Imagine being denied a passport for, of all things, your teeth.
It could happen, but not because they're crooked.
Under new rules for visa photographs that began this summer, the State Department doesn't want to see them at all, according to a story published in Sunday's Pittsburgh-Post Gazette.
The new guidelines permit people to smile for passport and visa pictures but frown on toothy smiles, which apparently are classified as unusual or unnatural expressions.
"The subject's expression should be neutral (non-smiling) with both eyes open, and mouth closed. A smile with a closed jaw is allowed but is not preferred," according to the guidelines.
The influence of biometrics
So why does the State Department frown on smiles?
Smiling “distorts other facial features, for example your eyes, so you're supposed to have a neutral expression...The most neutral face is the most desirable standard for any type of identification,” said Angela Aggeler, spokeswoman for the State Department's Bureau of Consular Affairs, which handles travel-document guidelines.
A photograph of a person's face is considered the international standard for a “biometric” or physical identifier by the International Civil Aviation Organization, a United Nations agency that sets international aviation safety standards. Last year, the organization announced standards for machine-readable passports which would include physical characteristics that computers could use to confirm people's identities.
“To allow for best possible comparison, if you smile or blink your eyes or turn your head, there would be fewer comparison points. So when you go to the counter, you will look at the camera in neutral face to offer the best comparison to the matching points on the picture in the passport,” said Denis Chagnon, a spokesman for the International Civil Aviation Organization in Montreal.

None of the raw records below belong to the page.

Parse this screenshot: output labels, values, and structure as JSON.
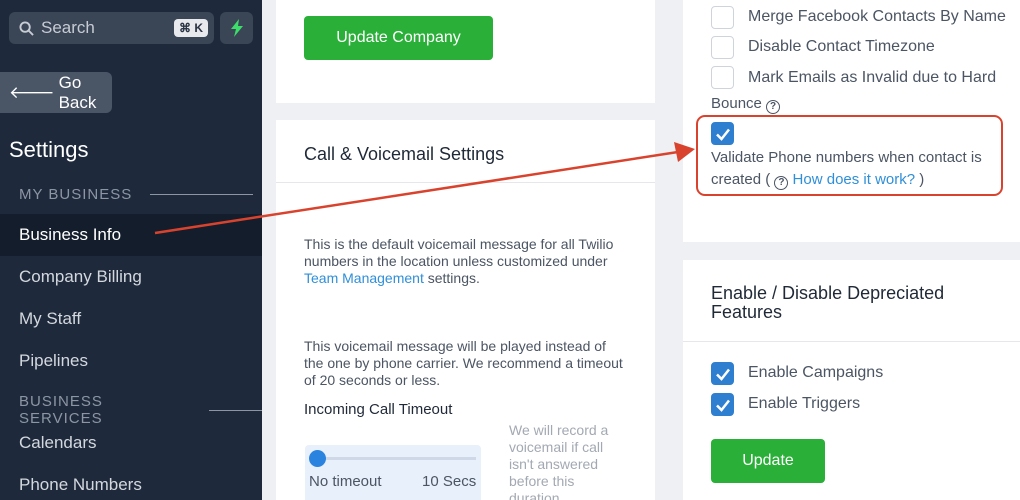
{
  "sidebar": {
    "search_placeholder": "Search",
    "search_shortcut": "⌘ K",
    "go_back": "Go Back",
    "settings_title": "Settings",
    "section_my_business": "MY BUSINESS",
    "section_business_services": "BUSINESS SERVICES",
    "items": [
      {
        "label": "Business Info",
        "active": true
      },
      {
        "label": "Company Billing"
      },
      {
        "label": "My Staff"
      },
      {
        "label": "Pipelines"
      },
      {
        "label": "Calendars"
      },
      {
        "label": "Phone Numbers"
      }
    ]
  },
  "company": {
    "update_button": "Update Company"
  },
  "call_settings": {
    "title": "Call & Voicemail Settings",
    "para1_prefix": "This is the default voicemail message for all Twilio numbers in the location unless customized under ",
    "para1_link": "Team Management",
    "para1_suffix": " settings.",
    "para2": "This voicemail message will be played instead of the one by phone carrier. We recommend a timeout of 20 seconds or less.",
    "timeout_label": "Incoming Call Timeout",
    "timeout_help": "We will record a voicemail if call isn't answered before this duration",
    "slider_min": "No timeout",
    "slider_max": "10 Secs",
    "slider_value": 0
  },
  "contact_settings": {
    "merge_facebook": "Merge Facebook Contacts By Name",
    "disable_timezone": "Disable Contact Timezone",
    "mark_invalid_line1": "Mark Emails as Invalid due to Hard",
    "mark_invalid_line2": "Bounce",
    "validate_line1": "Validate Phone numbers when contact is",
    "validate_line2_prefix": "created ( ",
    "validate_link": "How does it work?",
    "validate_line2_suffix": " )",
    "validate_checked": true
  },
  "depreciated": {
    "title": "Enable / Disable Depreciated Features",
    "enable_campaigns": "Enable Campaigns",
    "enable_triggers": "Enable Triggers",
    "update_button": "Update"
  },
  "colors": {
    "sidebar_bg": "#1e2a3c",
    "accent_green": "#2ab038",
    "checkbox_blue": "#2f7fd1",
    "annotation_red": "#d9432e",
    "link_blue": "#2f8fd8"
  }
}
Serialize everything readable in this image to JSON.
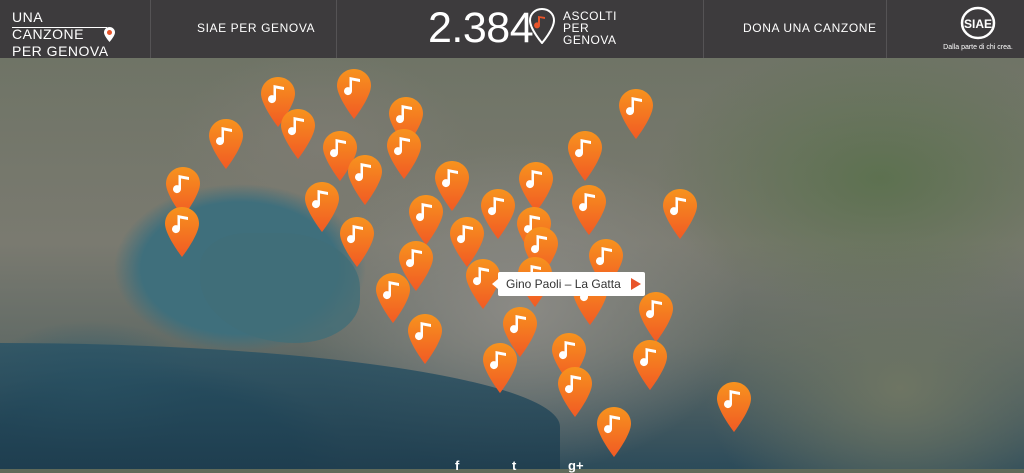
{
  "header": {
    "logo_line1": "UNA CANZONE",
    "logo_line2": "PER GENOVA",
    "nav_siae": "SIAE PER GENOVA",
    "counter": "2.384",
    "counter_label": [
      "ASCOLTI",
      "PER",
      "GENOVA"
    ],
    "nav_dona": "DONA UNA CANZONE",
    "siae_logo": "SIAE",
    "siae_tagline": "Dalla parte di chi crea."
  },
  "map": {
    "pin_icon": "music-note-icon",
    "pin_color": "#f15a24",
    "pin_color_light": "#f7931e",
    "tooltip": "Gino Paoli – La Gatta"
  },
  "social": {
    "facebook": "f",
    "twitter": "t",
    "googleplus": "g+"
  },
  "colors": {
    "topbar": "#3d3b3d",
    "accent": "#e8542a"
  }
}
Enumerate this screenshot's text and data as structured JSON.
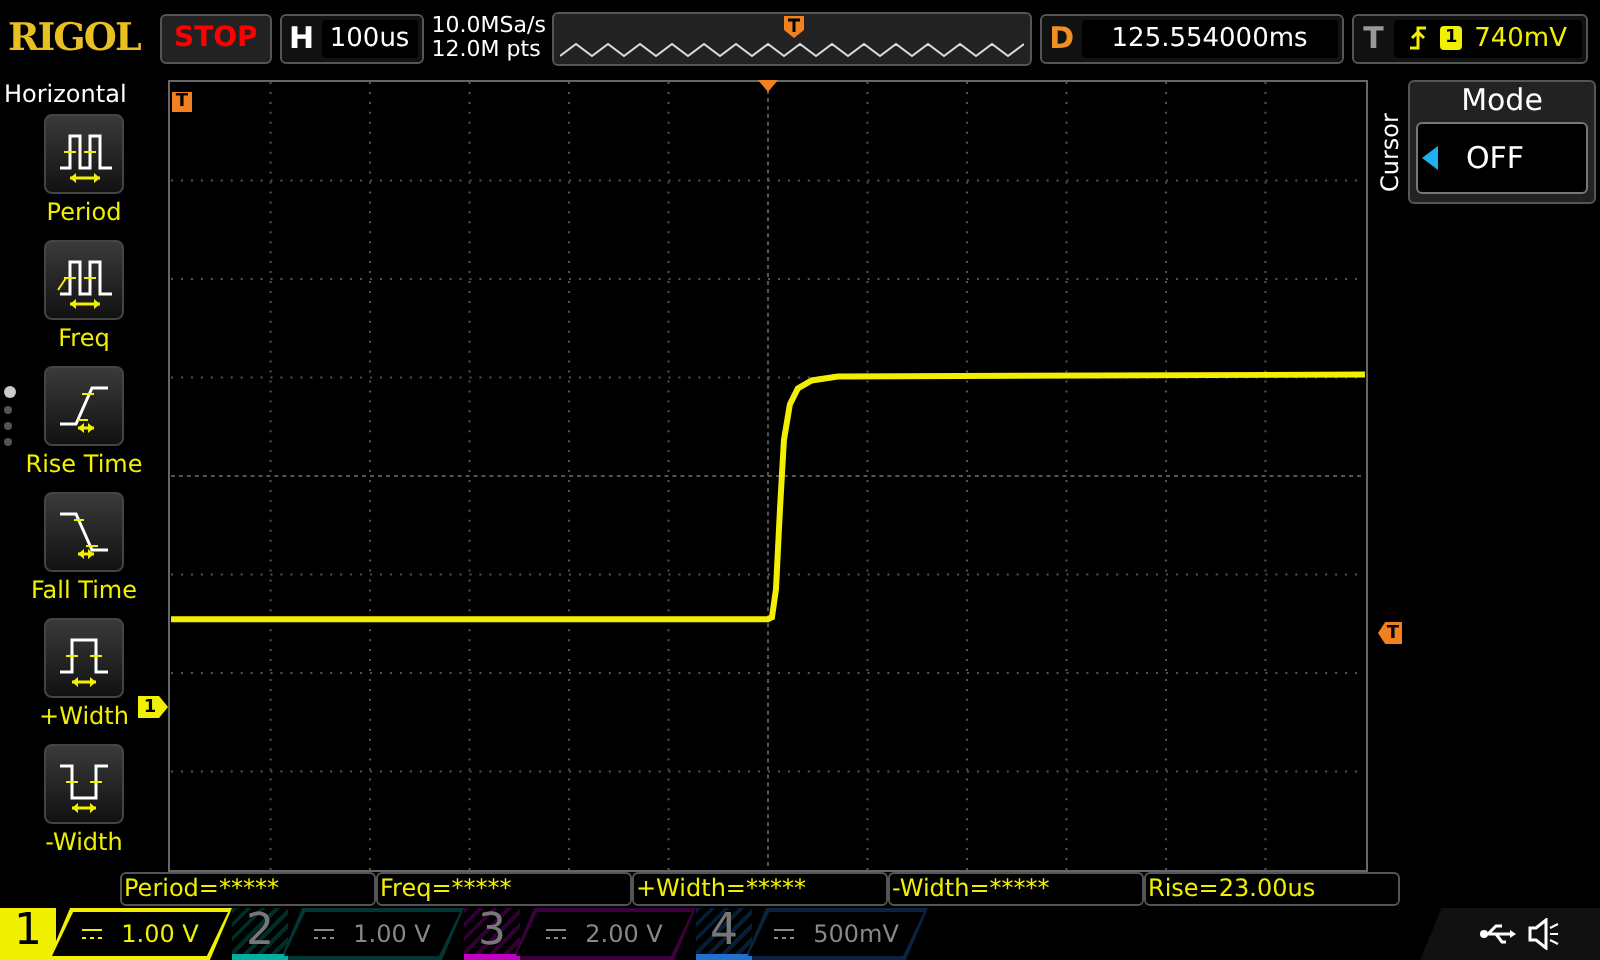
{
  "brand": "RIGOL",
  "run_state": "STOP",
  "timebase": {
    "label": "H",
    "value": "100us"
  },
  "sample_rate": "10.0MSa/s",
  "memory_depth": "12.0M pts",
  "delay": {
    "label": "D",
    "value": "125.554000ms"
  },
  "trigger": {
    "label": "T",
    "source": "1",
    "level": "740mV"
  },
  "menu": {
    "title": "Horizontal",
    "items": [
      {
        "label": "Period",
        "kind": "period"
      },
      {
        "label": "Freq",
        "kind": "freq"
      },
      {
        "label": "Rise Time",
        "kind": "rise"
      },
      {
        "label": "Fall Time",
        "kind": "fall"
      },
      {
        "label": "+Width",
        "kind": "pwidth"
      },
      {
        "label": "-Width",
        "kind": "nwidth"
      }
    ],
    "pages": [
      {
        "selected": true
      },
      {
        "selected": false
      },
      {
        "selected": false
      },
      {
        "selected": false
      }
    ]
  },
  "markers": {
    "trigger_position": "T",
    "trigger_level": "T",
    "channel": "1"
  },
  "cursor": {
    "side_label": "Cursor",
    "title": "Mode",
    "value": "OFF"
  },
  "measurements": [
    "Period=*****",
    "Freq=*****",
    "+Width=*****",
    "-Width=*****",
    "Rise=23.00us"
  ],
  "channels": [
    {
      "number": "1",
      "scale": "1.00 V",
      "selected": true,
      "color": "#f0f000"
    },
    {
      "number": "2",
      "scale": "1.00 V",
      "selected": false,
      "color": "#00b0a0"
    },
    {
      "number": "3",
      "scale": "2.00 V",
      "selected": false,
      "color": "#c000c0"
    },
    {
      "number": "4",
      "scale": "500mV",
      "selected": false,
      "color": "#2070d0"
    }
  ]
}
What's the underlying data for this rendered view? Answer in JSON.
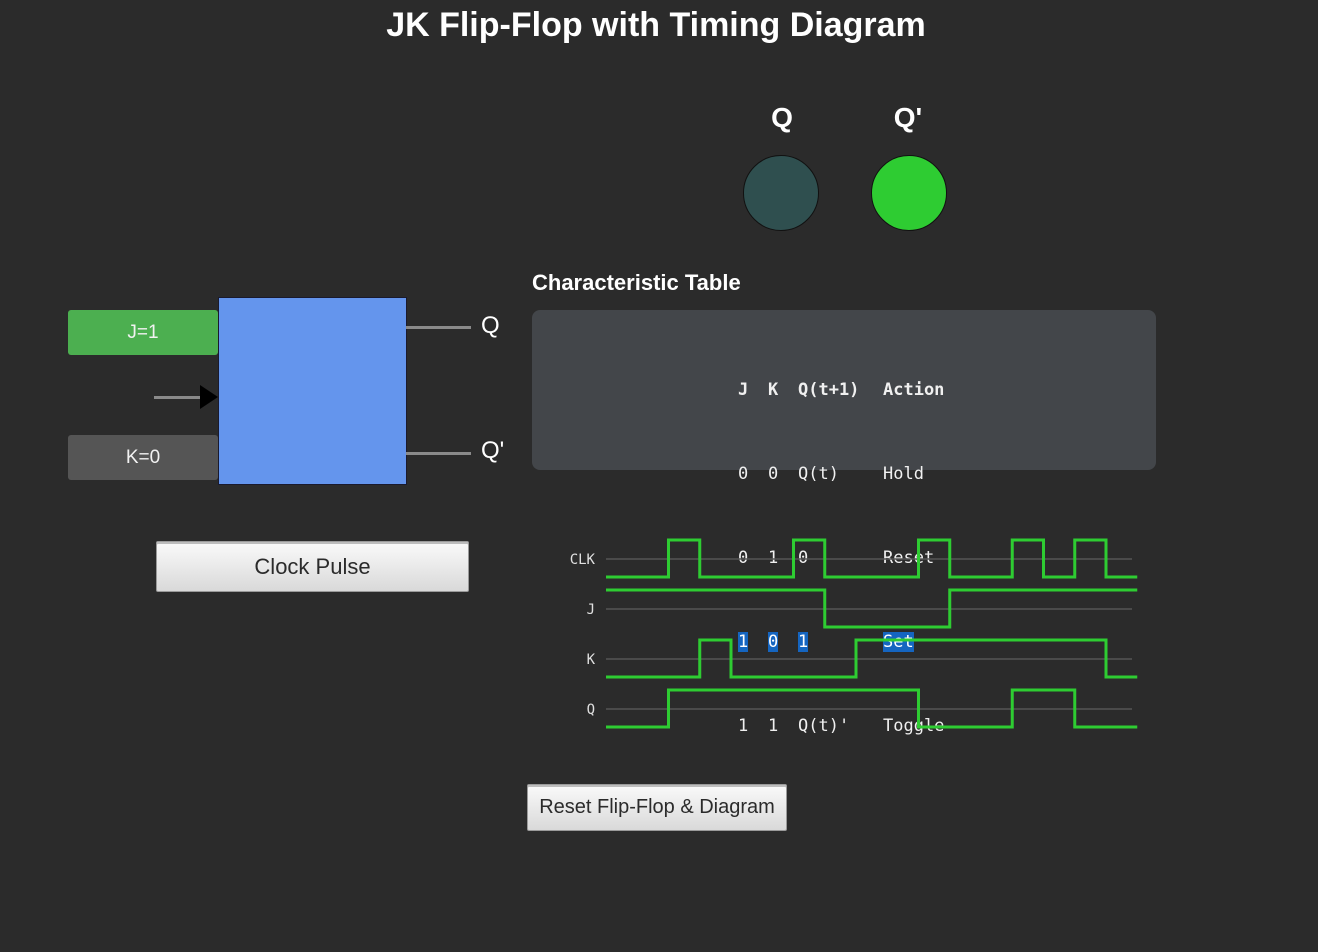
{
  "title": "JK Flip-Flop with Timing Diagram",
  "outputs": {
    "q_label": "Q",
    "qbar_label": "Q'",
    "q_state": 0,
    "qbar_state": 1,
    "on_color": "#2ecc32",
    "off_color": "#2f4f4f"
  },
  "flipflop": {
    "j_button": "J=1",
    "k_button": "K=0",
    "q_out": "Q",
    "qbar_out": "Q'",
    "box_color": "#6495ed"
  },
  "clock_button": "Clock Pulse",
  "table": {
    "heading": "Characteristic Table",
    "columns": [
      "J",
      "K",
      "Q(t+1)",
      "Action"
    ],
    "rows": [
      [
        "0",
        "0",
        "Q(t)",
        "Hold"
      ],
      [
        "0",
        "1",
        "0",
        "Reset"
      ],
      [
        "1",
        "0",
        "1",
        "Set"
      ],
      [
        "1",
        "1",
        "Q(t)'",
        "Toggle"
      ]
    ],
    "highlighted_row": 2
  },
  "timing": {
    "signals": [
      "CLK",
      "J",
      "K",
      "Q"
    ],
    "trace_color": "#2ecc32",
    "steps": 17,
    "waves": {
      "CLK": [
        0,
        0,
        1,
        0,
        0,
        0,
        1,
        0,
        0,
        0,
        1,
        0,
        0,
        1,
        0,
        1,
        0
      ],
      "J": [
        1,
        1,
        1,
        1,
        1,
        1,
        1,
        0,
        0,
        0,
        0,
        1,
        1,
        1,
        1,
        1,
        1
      ],
      "K": [
        0,
        0,
        0,
        1,
        0,
        0,
        0,
        0,
        1,
        1,
        1,
        1,
        1,
        1,
        1,
        1,
        0
      ],
      "Q": [
        0,
        0,
        1,
        1,
        1,
        1,
        1,
        1,
        1,
        1,
        0,
        0,
        0,
        1,
        1,
        0,
        0
      ]
    }
  },
  "reset_button": "Reset Flip-Flop & Diagram"
}
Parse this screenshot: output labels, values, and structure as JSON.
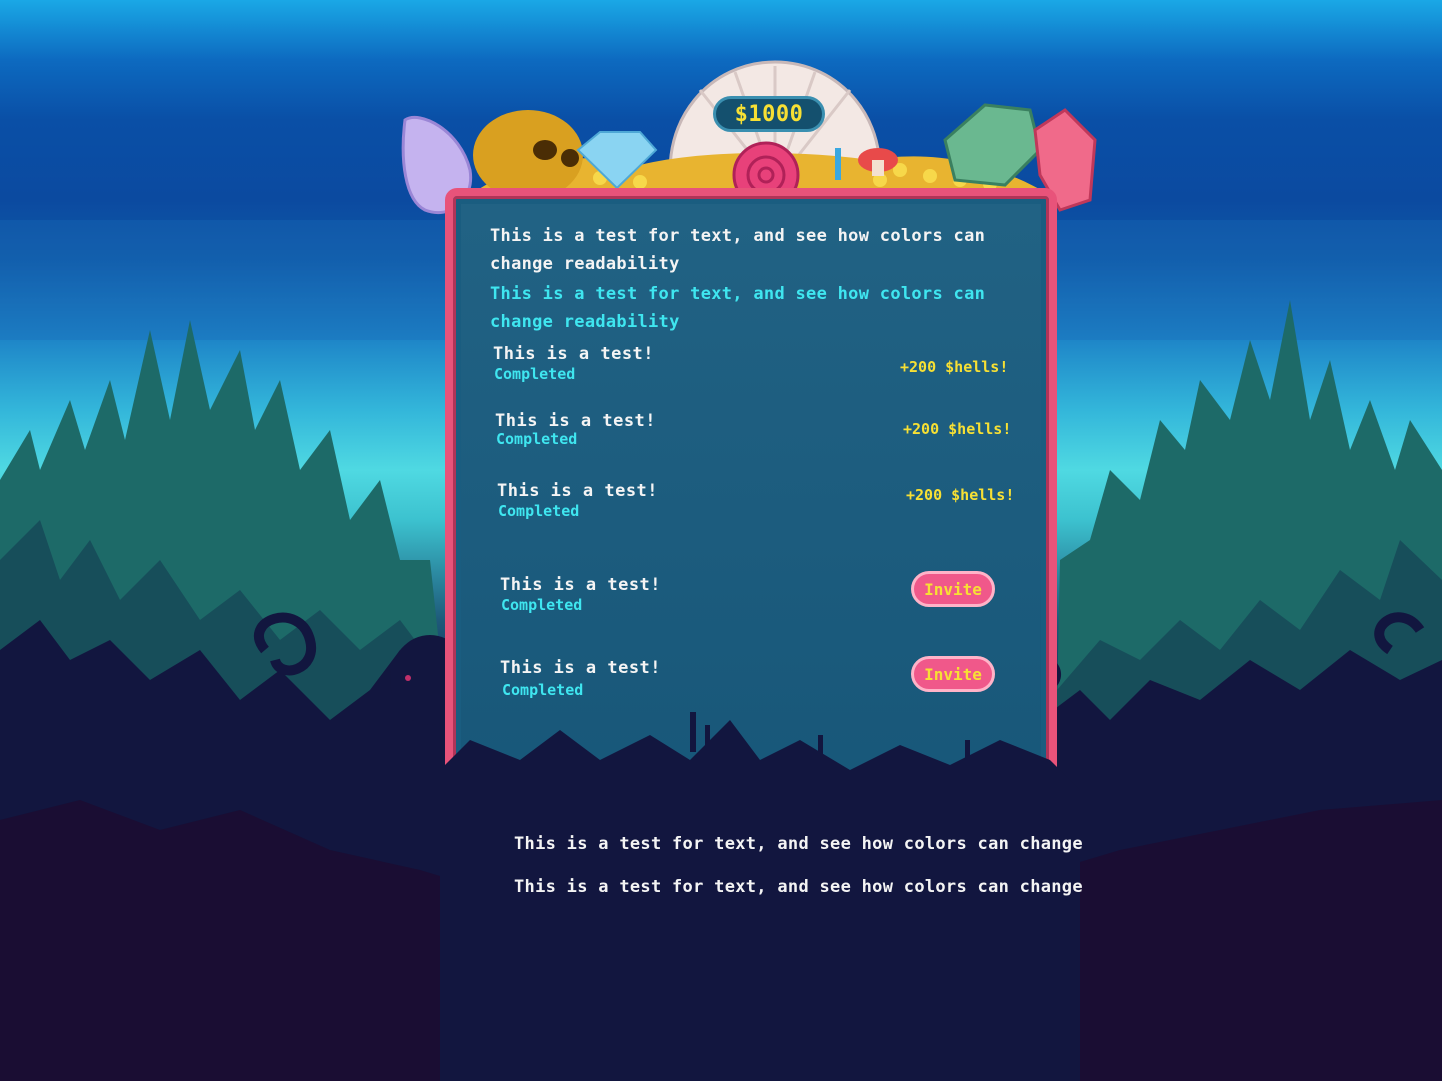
{
  "hud": {
    "money": "$1000"
  },
  "panel": {
    "paragraph_white": "This is a test for text, and see how colors can change readability",
    "paragraph_cyan": "This is a test for text, and see how colors can change readability",
    "tasks": [
      {
        "title": "This is a test!",
        "status": "Completed",
        "reward": "+200 $hells!"
      },
      {
        "title": "This is a test!",
        "status": "Completed",
        "reward": "+200 $hells!"
      },
      {
        "title": "This is a test!",
        "status": "Completed",
        "reward": "+200 $hells!"
      },
      {
        "title": "This is a test!",
        "status": "Completed",
        "button": "Invite"
      },
      {
        "title": "This is a test!",
        "status": "Completed",
        "button": "Invite"
      }
    ]
  },
  "footer": {
    "line1": "This is a test for text, and see how colors can change",
    "line2": "This is a test for text, and see how colors can change"
  },
  "colors": {
    "panel_border": "#e8537a",
    "panel_fill": "#1a5d80",
    "text_white": "#f4f4f4",
    "text_cyan": "#3fe6f0",
    "text_yellow": "#f7e034",
    "button_fill": "#f0588a"
  }
}
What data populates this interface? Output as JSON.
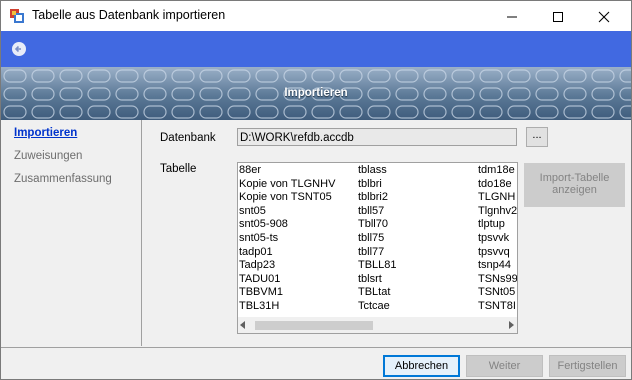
{
  "window": {
    "title": "Tabelle aus Datenbank importieren",
    "controls": {
      "minimize": "—",
      "maximize": "☐",
      "close": "✕"
    }
  },
  "banner": {
    "title": "Importieren"
  },
  "sidebar": {
    "items": [
      {
        "label": "Importieren",
        "active": true
      },
      {
        "label": "Zuweisungen",
        "active": false
      },
      {
        "label": "Zusammenfassung",
        "active": false
      }
    ]
  },
  "form": {
    "database_label": "Datenbank",
    "database_value": "D:\\WORK\\refdb.accdb",
    "browse_label": "...",
    "table_label": "Tabelle",
    "import_button": "Import-Tabelle anzeigen",
    "tables": {
      "col1": [
        "88er",
        "Kopie von TLGNHV",
        "Kopie von TSNT05",
        "snt05",
        "snt05-908",
        "snt05-ts",
        "tadp01",
        "Tadp23",
        "TADU01",
        "TBBVM1",
        "TBL31H"
      ],
      "col2": [
        "tblass",
        "tblbri",
        "tblbri2",
        "tbll57",
        "Tbll70",
        "tbll75",
        "tbll77",
        "TBLL81",
        "tblsrt",
        "TBLtat",
        "Tctcae"
      ],
      "col3": [
        "tdm18e",
        "tdo18e",
        "TLGNH",
        "Tlgnhv2",
        "tlptup",
        "tpsvvk",
        "tpsvvq",
        "tsnp44",
        "TSNs99",
        "TSNt05",
        "TSNT8I"
      ]
    }
  },
  "footer": {
    "cancel": "Abbrechen",
    "next": "Weiter",
    "finish": "Fertigstellen"
  },
  "colors": {
    "nav_bar": "#4169e1",
    "active_link": "#0033cc",
    "primary_border": "#0078d7"
  }
}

Some photo shops and even immigration attorneys say they were blindsided by the prohibition against flashing pearly whites.
Mark Knapp, an immigration attorney with Reed Smith in Pittsburgh, said he knew about some of the other new guidelines for photographs but not the no-teeth rule. Knapp said he learned about the new guidelines from a colleague whose client's photo was rejected because of a toothy smile.
“You can't make this stuff up, honestly,” Knapp said.
“What is interesting is the idea that you can't smile anymore and that they're rejecting photos. The idea that you can't smile is what most immigration lawyers find absurd,” Knapp said.
Janet Stewart, who works at a downtown Pittsburgh photo shop, said she learned about the guideline the first day it went into effect because she had a photograph rejected.
“I'm the only photographer that says, 'Don't smile,'” she said.